Occasionally someone, after coming across Price Tags, sends me an inquiry, like this one from Marc Aubin in Lowertown Ottawa, a member of a citizens’ group fighting a road-design issue in their neighbourhood.
Take a read. Perhaps you have some advice to pass on:
I’m part of a local community group called the King Edward Avenue Task Force… I read some of your document entitled A Local Politician’s Guide to Urban Transportation with great interest. My understanding is still growing about the convergence of transportation and land-use planning….
My grandfather lived his entire 86-year life within a ten-block radius in downtown Ottawa (shopping, Church, school, home, work, service organizations, everything). I’ve often been very perplexed at why, even 30 years after Jane Jacobs wrote about it, that we still haven’t started going back to a more sane way of building our cities. Why can’t I live like my grandfather did?
I got a chance to see most of Canada’s cities in the past year, and the contrast was heart-wrenching. It really is a tale of two cities. At the heart of every major city lies an old and often decayed victorian paradise with elm trees, walkable neighbourhoods, and wonderful gothic architecture. Then, surrounding every city, like an overweight person’s belly, is the huge expanse of endless and ugly strip malls and suburban sprawl. It’s a shame.
The sections of your document that were of particular interest to me were 1) Congestion is our Friend and 2) Maximum Desirable Capacity. I in fact ran into this very issue in 2001 when I was fighting with consultants undertaking an environmental assessment. They were looking at “renewing” King Edward Avenue in downtown Ottawa after the city was ordered by the Ontario Municipal Board to prioritize the improvement project for the street.
The main problem the community and myself were having with the consultants, more specifically the traffic engineer, was revolving around the number of lanes. The street was originally 4 lanes, and increased to 6. The consultants insisted that we had to accommodate the amount of traffic and that the street was already “at capacity” or “failing.”
I argued that the social costs highly outweighed their argument. It’s a residential street, but it’s used as one of the main truck routes (3000 heavy vehicles per day), houses aren’t more than 1 or 2 meteres from the road, pollution is at 200% of maximum at times, noise is as high as 75Dba, the posted speed is 50 and a survey revealed cars were driving at an average of 75, etc, etc. I think you get my point. Anyway, the consultants chose to ignore my argument (I was only 22 years old at the time, and what does some stupid kid know, right?).
Guess what? A year ago, King Edward Avenue was reduced to 4 lanes from 6, so that construction work would begin. There wasn’t any traffic chaos. The city didn’t shut-down. I was so angry, but also saw this as an opportunity. Now, with a little bit more experience under my belt, and some help from colleagues at Transport Canada, I was able to make a much more convincing case. We discovered that the traffic has been reduced by 8-10% along the avenue, and we’ve also been able to prove that the traffic didn’t bleed into other sections of town. City council was so impressed, with a lot of campaigning, that it passed a motion asking for a traffic study of no more than $150,000.

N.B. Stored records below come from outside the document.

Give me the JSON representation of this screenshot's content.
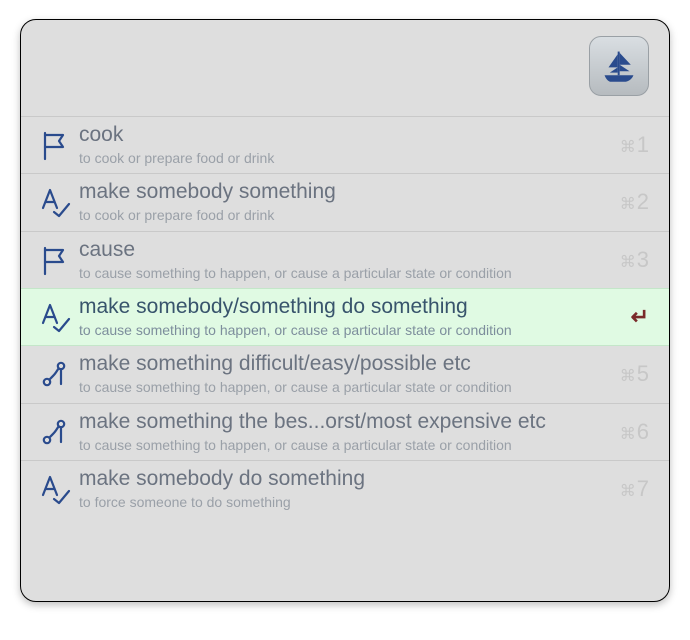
{
  "appIconName": "ship-icon",
  "shortcutPrefix": "⌘",
  "enterGlyph": "↵",
  "rows": [
    {
      "icon": "flag",
      "title": "cook",
      "sub": "to cook or prepare food or drink",
      "shortcut": "1",
      "selected": false
    },
    {
      "icon": "acheck",
      "title": "make somebody something",
      "sub": "to cook or prepare food or drink",
      "shortcut": "2",
      "selected": false
    },
    {
      "icon": "flag",
      "title": "cause",
      "sub": "to cause something to happen, or cause a particular state or condition",
      "shortcut": "3",
      "selected": false
    },
    {
      "icon": "acheck",
      "title": "make somebody/something do something",
      "sub": "to cause something to happen, or cause a particular state or condition",
      "shortcut": "4",
      "selected": true
    },
    {
      "icon": "branch",
      "title": "make something difficult/easy/possible etc",
      "sub": "to cause something to happen, or cause a particular state or condition",
      "shortcut": "5",
      "selected": false
    },
    {
      "icon": "branch",
      "title": "make something the bes...orst/most expensive etc",
      "sub": "to cause something to happen, or cause a particular state or condition",
      "shortcut": "6",
      "selected": false
    },
    {
      "icon": "acheck",
      "title": "make somebody do something",
      "sub": "to force someone to do something",
      "shortcut": "7",
      "selected": false
    }
  ]
}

My only problem, now, is that I’m concerned that the same old traffic engineering establishment at city hall is going to start pulling the same BS. They fought this proposed study very hard, and now they’re the ones supposed to put together an “impartial” assessment. Yeah, right, I learned how that works while sitting on committees for the environmental assessment.
These engineers all seem to be about cars. We need the capacity! The network will fail! We have to build more roads somewhere else in the network! I really started to question the actual knowledge of these guys, and realized they aren’t supermen. They don’t have all the answers, but no one listens to anyone else but them. There engineers, right? (God forbid) I want to make sure I’ve got everything I have ready to throw at them during the process. I’m putting together a case and campaign.
I would just like to know if you have any comments about this? Any recommendations?
For a real cool slide show on King Edward, check out the following YouTube.com link (remember to turn up the volume; there’s sound):
If you have any further interest in this topic as a case study, then please have a look at our website or feel free to ask me any questions. We’ve built quite an extensive set of data, and are still adding to it.